(Records from a dataset)
= = = = = = =
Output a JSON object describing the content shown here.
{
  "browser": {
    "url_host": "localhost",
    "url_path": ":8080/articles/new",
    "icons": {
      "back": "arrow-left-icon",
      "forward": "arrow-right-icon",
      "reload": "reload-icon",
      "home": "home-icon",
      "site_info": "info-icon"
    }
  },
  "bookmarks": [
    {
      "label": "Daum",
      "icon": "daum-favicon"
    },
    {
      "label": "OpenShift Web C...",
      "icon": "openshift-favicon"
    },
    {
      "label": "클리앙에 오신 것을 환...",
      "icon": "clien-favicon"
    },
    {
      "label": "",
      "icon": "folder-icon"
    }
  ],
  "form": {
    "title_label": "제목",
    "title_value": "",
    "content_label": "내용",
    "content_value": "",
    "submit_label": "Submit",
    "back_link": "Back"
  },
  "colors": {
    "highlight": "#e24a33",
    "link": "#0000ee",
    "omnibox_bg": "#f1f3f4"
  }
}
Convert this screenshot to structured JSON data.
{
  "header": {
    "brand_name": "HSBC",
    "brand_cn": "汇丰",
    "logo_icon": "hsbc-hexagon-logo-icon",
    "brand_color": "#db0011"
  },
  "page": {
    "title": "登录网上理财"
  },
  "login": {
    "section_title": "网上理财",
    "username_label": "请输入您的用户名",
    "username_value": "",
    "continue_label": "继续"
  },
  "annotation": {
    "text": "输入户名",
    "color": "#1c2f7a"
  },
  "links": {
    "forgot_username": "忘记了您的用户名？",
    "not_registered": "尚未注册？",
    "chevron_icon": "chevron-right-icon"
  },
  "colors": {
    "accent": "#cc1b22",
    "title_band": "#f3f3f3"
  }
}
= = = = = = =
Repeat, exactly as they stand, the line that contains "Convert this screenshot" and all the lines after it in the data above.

Convert this screenshot to structured JSON data.
{
  "header": {
    "brand_name": "HSBC",
    "brand_cn": "汇丰",
    "logo_icon": "hsbc-hexagon-logo-icon",
    "brand_color": "#db0011"
  },
  "page": {
    "title": "登录网上理财"
  },
  "login": {
    "section_title": "网上理财",
    "username_label": "请输入您的用户名",
    "username_value": "",
    "continue_label": "继续"
  },
  "annotation": {
    "text": "输入户名",
    "color": "#1c2f7a"
  },
  "links": {
    "forgot_username": "忘记了您的用户名？",
    "not_registered": "尚未注册？",
    "chevron_icon": "chevron-right-icon"
  },
  "colors": {
    "accent": "#cc1b22",
    "title_band": "#f3f3f3"
  }
}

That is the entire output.